* PROBLEM STATEMENT
Where in the data does the word "name" appear? Find those lines and copy them.
GIVEN RECORDS below:
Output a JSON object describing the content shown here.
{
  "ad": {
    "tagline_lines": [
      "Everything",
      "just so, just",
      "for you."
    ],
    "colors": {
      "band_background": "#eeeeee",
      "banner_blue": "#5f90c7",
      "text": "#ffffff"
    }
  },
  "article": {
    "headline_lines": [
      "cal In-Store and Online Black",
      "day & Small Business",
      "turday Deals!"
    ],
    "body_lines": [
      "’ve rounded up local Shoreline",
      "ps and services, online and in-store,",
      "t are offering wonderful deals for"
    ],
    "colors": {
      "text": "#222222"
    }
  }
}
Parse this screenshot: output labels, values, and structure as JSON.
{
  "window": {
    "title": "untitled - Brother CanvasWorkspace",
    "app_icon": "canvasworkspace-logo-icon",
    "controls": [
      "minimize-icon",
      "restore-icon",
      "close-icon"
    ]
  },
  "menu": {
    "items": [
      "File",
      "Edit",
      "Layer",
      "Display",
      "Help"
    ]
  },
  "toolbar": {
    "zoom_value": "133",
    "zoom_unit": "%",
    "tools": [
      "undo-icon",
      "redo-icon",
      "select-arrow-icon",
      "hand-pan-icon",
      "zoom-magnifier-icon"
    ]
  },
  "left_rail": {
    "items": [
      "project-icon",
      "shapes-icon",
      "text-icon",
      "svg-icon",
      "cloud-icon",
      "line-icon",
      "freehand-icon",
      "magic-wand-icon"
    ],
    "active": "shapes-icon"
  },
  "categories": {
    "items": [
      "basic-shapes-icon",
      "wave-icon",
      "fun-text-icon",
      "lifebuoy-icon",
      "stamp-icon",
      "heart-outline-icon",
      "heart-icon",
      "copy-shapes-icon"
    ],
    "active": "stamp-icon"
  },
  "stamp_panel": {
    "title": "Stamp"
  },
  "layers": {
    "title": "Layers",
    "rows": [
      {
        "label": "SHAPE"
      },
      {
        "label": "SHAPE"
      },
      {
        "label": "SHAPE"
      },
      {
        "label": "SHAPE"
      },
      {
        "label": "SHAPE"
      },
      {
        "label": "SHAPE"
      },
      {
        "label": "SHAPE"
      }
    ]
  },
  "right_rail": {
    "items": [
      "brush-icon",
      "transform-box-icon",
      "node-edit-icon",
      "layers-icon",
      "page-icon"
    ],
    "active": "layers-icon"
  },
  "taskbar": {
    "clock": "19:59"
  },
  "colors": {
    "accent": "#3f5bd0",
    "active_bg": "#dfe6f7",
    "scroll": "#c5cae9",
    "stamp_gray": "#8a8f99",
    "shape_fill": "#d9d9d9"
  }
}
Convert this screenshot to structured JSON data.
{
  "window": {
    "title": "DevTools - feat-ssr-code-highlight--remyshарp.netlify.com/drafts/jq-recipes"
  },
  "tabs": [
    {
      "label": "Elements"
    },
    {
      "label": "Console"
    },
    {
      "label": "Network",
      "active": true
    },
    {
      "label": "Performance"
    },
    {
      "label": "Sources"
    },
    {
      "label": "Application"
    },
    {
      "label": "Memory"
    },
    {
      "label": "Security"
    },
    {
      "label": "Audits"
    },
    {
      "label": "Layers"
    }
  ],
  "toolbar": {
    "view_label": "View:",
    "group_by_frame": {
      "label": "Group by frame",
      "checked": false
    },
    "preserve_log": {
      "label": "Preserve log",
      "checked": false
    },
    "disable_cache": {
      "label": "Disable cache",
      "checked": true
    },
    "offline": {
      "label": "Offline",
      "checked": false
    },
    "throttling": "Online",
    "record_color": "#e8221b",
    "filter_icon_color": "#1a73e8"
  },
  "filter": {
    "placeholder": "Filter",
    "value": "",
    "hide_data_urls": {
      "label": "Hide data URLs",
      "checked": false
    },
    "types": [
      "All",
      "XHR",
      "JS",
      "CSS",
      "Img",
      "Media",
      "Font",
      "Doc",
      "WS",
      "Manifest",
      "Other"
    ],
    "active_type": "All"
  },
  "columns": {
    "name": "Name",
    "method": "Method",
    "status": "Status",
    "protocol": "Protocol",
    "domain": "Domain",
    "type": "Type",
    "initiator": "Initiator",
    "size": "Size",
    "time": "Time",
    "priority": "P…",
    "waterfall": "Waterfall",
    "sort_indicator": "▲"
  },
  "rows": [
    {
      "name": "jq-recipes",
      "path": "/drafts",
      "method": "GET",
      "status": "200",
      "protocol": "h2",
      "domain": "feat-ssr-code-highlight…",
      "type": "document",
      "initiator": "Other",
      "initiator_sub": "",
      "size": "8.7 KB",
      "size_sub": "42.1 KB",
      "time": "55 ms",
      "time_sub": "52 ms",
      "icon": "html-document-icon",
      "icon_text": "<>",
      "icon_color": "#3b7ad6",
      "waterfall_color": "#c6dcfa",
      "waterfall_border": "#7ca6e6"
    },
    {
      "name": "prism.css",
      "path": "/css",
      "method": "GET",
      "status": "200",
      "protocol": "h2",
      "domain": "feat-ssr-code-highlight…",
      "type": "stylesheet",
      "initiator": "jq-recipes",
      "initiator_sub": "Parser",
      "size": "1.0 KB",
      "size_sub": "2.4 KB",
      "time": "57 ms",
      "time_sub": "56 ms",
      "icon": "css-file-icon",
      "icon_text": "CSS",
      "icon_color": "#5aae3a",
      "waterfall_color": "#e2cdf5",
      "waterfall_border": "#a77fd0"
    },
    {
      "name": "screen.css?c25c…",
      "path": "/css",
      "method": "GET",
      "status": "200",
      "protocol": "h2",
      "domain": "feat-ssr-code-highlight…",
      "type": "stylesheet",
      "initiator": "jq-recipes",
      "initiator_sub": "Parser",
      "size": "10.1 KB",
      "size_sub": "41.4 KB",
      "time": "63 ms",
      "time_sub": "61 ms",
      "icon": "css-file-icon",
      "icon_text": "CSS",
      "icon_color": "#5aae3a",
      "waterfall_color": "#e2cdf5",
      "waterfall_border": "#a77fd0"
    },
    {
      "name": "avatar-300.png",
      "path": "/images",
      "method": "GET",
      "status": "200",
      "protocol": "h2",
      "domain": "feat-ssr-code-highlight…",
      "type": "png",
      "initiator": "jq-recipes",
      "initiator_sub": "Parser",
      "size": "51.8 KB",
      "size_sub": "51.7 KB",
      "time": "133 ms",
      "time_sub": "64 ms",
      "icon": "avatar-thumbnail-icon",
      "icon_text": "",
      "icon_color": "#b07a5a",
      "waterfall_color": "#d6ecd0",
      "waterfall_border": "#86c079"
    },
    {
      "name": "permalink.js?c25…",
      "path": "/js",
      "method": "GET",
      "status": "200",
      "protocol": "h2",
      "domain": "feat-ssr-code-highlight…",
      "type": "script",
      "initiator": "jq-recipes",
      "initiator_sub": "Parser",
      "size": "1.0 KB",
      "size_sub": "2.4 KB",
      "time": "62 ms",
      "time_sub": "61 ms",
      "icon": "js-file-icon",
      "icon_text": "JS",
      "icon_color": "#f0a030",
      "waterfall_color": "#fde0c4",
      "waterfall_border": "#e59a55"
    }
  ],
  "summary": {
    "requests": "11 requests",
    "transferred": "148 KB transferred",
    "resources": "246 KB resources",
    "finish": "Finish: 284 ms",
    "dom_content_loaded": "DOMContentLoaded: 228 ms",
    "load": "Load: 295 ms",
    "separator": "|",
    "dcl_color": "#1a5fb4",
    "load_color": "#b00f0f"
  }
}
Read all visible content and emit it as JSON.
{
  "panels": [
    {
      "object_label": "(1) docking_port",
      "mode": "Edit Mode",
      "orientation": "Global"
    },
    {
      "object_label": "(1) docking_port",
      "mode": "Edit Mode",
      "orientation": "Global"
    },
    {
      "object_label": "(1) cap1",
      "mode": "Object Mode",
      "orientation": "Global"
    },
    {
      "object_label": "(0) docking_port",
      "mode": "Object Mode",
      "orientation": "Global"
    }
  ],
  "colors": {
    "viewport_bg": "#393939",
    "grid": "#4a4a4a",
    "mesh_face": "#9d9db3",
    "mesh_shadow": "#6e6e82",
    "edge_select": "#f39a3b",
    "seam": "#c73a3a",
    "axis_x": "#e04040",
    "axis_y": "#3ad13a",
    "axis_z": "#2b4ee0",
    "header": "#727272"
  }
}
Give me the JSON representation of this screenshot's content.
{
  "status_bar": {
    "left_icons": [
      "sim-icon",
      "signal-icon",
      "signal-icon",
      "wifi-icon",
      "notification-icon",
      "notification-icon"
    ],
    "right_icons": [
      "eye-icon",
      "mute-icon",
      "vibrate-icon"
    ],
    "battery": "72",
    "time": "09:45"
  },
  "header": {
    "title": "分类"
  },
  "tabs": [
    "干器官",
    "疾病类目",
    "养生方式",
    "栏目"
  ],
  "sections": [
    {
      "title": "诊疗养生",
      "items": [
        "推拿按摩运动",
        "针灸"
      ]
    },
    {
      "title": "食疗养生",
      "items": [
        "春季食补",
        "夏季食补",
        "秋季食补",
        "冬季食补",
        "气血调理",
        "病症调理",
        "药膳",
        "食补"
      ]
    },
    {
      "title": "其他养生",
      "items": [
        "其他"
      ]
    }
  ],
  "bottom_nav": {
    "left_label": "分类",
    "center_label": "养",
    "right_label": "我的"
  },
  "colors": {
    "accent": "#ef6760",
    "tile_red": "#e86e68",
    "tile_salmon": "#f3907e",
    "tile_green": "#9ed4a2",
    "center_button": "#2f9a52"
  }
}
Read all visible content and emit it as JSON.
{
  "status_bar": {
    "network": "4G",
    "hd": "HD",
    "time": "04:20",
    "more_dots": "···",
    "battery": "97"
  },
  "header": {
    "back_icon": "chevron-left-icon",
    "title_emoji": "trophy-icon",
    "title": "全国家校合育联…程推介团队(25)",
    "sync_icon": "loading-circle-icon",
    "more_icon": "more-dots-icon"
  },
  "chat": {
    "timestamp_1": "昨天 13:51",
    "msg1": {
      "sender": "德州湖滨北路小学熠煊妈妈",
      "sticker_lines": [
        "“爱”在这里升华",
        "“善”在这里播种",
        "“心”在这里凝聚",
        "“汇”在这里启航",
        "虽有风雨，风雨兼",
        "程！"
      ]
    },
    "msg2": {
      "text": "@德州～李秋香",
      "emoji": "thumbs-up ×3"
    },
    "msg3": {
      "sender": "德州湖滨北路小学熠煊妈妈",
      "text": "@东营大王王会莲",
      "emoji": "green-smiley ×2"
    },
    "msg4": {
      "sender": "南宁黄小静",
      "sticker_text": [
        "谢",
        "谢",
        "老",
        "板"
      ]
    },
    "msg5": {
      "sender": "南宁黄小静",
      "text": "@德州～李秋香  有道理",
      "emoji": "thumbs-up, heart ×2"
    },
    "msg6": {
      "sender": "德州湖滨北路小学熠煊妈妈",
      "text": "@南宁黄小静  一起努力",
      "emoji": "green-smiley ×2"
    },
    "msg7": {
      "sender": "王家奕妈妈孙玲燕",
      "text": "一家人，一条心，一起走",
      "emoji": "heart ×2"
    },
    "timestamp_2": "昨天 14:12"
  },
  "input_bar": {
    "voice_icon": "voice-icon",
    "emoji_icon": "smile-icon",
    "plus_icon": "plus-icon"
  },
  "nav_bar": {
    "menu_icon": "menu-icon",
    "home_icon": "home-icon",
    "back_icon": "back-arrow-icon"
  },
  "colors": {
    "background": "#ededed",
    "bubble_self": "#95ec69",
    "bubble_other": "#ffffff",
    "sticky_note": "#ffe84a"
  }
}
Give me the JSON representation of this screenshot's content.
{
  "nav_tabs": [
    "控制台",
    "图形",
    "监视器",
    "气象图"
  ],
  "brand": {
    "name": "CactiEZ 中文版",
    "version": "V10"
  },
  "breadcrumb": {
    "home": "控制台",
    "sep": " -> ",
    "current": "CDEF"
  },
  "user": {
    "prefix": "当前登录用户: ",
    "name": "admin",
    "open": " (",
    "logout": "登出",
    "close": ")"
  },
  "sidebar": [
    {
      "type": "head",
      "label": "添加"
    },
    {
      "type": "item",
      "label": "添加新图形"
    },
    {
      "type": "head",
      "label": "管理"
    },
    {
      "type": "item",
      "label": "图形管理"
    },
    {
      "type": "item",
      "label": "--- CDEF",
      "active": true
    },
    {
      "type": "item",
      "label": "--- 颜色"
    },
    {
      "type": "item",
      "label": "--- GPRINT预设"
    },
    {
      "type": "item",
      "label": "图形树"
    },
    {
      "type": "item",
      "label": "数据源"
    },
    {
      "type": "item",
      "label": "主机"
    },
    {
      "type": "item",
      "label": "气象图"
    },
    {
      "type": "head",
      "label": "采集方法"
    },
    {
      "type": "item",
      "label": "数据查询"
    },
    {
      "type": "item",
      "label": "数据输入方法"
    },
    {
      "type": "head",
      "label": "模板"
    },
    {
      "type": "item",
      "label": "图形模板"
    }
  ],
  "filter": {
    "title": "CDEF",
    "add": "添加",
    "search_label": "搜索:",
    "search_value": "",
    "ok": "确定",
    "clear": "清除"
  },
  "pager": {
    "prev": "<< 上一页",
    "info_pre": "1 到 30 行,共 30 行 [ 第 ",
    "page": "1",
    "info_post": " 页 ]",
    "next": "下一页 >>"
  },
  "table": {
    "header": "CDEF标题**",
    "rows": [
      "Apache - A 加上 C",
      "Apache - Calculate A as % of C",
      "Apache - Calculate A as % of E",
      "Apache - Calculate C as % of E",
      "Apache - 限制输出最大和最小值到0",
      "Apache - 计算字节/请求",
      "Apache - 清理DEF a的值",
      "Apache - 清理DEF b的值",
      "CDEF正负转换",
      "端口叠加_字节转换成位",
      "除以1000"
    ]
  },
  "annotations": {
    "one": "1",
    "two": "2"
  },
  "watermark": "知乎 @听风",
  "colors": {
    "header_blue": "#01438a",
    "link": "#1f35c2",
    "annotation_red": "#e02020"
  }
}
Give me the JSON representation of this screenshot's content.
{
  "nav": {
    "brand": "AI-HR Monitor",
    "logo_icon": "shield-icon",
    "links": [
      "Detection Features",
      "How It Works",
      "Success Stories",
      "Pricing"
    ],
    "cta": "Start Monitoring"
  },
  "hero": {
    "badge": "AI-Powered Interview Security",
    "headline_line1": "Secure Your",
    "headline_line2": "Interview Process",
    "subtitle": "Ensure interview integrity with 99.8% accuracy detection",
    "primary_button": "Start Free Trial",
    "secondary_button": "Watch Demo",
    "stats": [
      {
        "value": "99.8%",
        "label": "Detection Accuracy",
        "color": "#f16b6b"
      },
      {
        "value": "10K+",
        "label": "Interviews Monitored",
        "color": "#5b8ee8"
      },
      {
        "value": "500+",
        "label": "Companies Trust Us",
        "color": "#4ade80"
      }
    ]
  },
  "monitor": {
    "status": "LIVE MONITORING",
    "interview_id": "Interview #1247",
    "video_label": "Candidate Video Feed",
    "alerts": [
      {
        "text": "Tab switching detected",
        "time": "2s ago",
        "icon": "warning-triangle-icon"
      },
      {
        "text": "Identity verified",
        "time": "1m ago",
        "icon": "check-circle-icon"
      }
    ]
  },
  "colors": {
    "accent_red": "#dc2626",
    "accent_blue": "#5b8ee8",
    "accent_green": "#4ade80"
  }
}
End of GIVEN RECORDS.
* ANSWER TO THIS PROBLEM
    "name": "Name",
      "name": "jq-recipes",
      "name": "prism.css",
      "name": "screen.css?c25c…",
      "name": "avatar-300.png",
      "name": "permalink.js?c25…",
    "name": "CactiEZ 中文版",
    "name": "admin",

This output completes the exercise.